- _PROBLEM DETAILS_
Your answer must match the data word for word.
*** Opening SUPPLIED DATA ***
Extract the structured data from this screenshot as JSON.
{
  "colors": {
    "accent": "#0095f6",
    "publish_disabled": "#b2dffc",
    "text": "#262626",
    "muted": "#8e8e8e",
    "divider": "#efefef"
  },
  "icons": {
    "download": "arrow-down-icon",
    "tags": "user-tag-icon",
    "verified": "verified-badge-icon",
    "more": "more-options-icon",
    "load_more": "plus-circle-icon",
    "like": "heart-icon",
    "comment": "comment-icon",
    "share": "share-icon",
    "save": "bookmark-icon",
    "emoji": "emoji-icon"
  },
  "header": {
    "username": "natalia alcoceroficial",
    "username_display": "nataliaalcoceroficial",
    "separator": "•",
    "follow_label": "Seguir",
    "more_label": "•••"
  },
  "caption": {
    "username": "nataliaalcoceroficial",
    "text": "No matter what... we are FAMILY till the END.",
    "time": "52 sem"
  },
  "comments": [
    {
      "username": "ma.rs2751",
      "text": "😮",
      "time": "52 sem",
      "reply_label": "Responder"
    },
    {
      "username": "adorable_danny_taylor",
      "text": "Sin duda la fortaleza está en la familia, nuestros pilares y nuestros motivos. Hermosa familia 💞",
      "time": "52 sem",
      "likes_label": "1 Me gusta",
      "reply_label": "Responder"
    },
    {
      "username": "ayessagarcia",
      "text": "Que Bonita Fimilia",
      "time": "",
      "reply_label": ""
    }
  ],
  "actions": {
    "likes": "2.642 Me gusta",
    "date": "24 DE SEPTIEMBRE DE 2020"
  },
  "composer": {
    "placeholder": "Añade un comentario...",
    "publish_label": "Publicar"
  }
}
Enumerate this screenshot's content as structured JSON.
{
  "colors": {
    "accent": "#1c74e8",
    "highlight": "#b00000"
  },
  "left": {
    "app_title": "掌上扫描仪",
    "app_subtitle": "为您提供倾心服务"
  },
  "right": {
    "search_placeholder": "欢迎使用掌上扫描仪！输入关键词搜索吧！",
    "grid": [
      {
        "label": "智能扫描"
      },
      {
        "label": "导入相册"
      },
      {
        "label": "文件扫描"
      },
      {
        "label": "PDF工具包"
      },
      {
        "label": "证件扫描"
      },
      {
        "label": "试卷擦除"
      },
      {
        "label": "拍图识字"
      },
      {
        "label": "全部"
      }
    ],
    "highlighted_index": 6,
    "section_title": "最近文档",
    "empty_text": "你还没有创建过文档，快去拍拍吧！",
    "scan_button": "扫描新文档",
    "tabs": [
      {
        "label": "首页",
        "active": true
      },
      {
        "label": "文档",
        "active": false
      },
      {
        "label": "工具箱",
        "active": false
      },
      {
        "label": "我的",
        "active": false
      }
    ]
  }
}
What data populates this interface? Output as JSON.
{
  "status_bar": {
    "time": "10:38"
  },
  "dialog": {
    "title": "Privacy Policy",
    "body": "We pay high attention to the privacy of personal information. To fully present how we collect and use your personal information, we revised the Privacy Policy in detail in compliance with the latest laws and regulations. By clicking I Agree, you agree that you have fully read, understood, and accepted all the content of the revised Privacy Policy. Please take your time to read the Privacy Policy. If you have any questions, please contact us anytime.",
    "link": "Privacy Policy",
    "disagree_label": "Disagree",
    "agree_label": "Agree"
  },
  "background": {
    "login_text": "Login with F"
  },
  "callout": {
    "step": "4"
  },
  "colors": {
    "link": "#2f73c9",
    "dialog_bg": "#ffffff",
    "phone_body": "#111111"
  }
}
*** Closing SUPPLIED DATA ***
- _RESULT BELOW_
Extract the structured data from this screenshot as JSON.
{
  "colors": {
    "accent": "#0095f6",
    "publish_disabled": "#b2dffc",
    "text": "#262626",
    "muted": "#8e8e8e",
    "divider": "#efefef"
  },
  "icons": {
    "download": "arrow-down-icon",
    "tags": "user-tag-icon",
    "verified": "verified-badge-icon",
    "more": "more-options-icon",
    "load_more": "plus-circle-icon",
    "like": "heart-icon",
    "comment": "comment-icon",
    "share": "share-icon",
    "save": "bookmark-icon",
    "emoji": "emoji-icon"
  },
  "header": {
    "username": "natalia alcoceroficial",
    "username_display": "nataliaalcoceroficial",
    "separator": "•",
    "follow_label": "Seguir",
    "more_label": "•••"
  },
  "caption": {
    "username": "nataliaalcoceroficial",
    "text": "No matter what... we are FAMILY till the END.",
    "time": "52 sem"
  },
  "comments": [
    {
      "username": "ma.rs2751",
      "text": "😮",
      "time": "52 sem",
      "reply_label": "Responder"
    },
    {
      "username": "adorable_danny_taylor",
      "text": "Sin duda la fortaleza está en la familia, nuestros pilares y nuestros motivos. Hermosa familia 💞",
      "time": "52 sem",
      "likes_label": "1 Me gusta",
      "reply_label": "Responder"
    },
    {
      "username": "ayessagarcia",
      "text": "Que Bonita Fimilia",
      "time": "",
      "reply_label": ""
    }
  ],
  "actions": {
    "likes": "2.642 Me gusta",
    "date": "24 DE SEPTIEMBRE DE 2020"
  },
  "composer": {
    "placeholder": "Añade un comentario...",
    "publish_label": "Publicar"
  }
}
Enumerate this screenshot's content as structured JSON.
{
  "colors": {
    "accent": "#1c74e8",
    "highlight": "#b00000"
  },
  "left": {
    "app_title": "掌上扫描仪",
    "app_subtitle": "为您提供倾心服务"
  },
  "right": {
    "search_placeholder": "欢迎使用掌上扫描仪！输入关键词搜索吧！",
    "grid": [
      {
        "label": "智能扫描"
      },
      {
        "label": "导入相册"
      },
      {
        "label": "文件扫描"
      },
      {
        "label": "PDF工具包"
      },
      {
        "label": "证件扫描"
      },
      {
        "label": "试卷擦除"
      },
      {
        "label": "拍图识字"
      },
      {
        "label": "全部"
      }
    ],
    "highlighted_index": 6,
    "section_title": "最近文档",
    "empty_text": "你还没有创建过文档，快去拍拍吧！",
    "scan_button": "扫描新文档",
    "tabs": [
      {
        "label": "首页",
        "active": true
      },
      {
        "label": "文档",
        "active": false
      },
      {
        "label": "工具箱",
        "active": false
      },
      {
        "label": "我的",
        "active": false
      }
    ]
  }
}
What data populates this interface? Output as JSON.
{
  "status_bar": {
    "time": "10:38"
  },
  "dialog": {
    "title": "Privacy Policy",
    "body": "We pay high attention to the privacy of personal information. To fully present how we collect and use your personal information, we revised the Privacy Policy in detail in compliance with the latest laws and regulations. By clicking I Agree, you agree that you have fully read, understood, and accepted all the content of the revised Privacy Policy. Please take your time to read the Privacy Policy. If you have any questions, please contact us anytime.",
    "link": "Privacy Policy",
    "disagree_label": "Disagree",
    "agree_label": "Agree"
  },
  "background": {
    "login_text": "Login with F"
  },
  "callout": {
    "step": "4"
  },
  "colors": {
    "link": "#2f73c9",
    "dialog_bg": "#ffffff",
    "phone_body": "#111111"
  }
}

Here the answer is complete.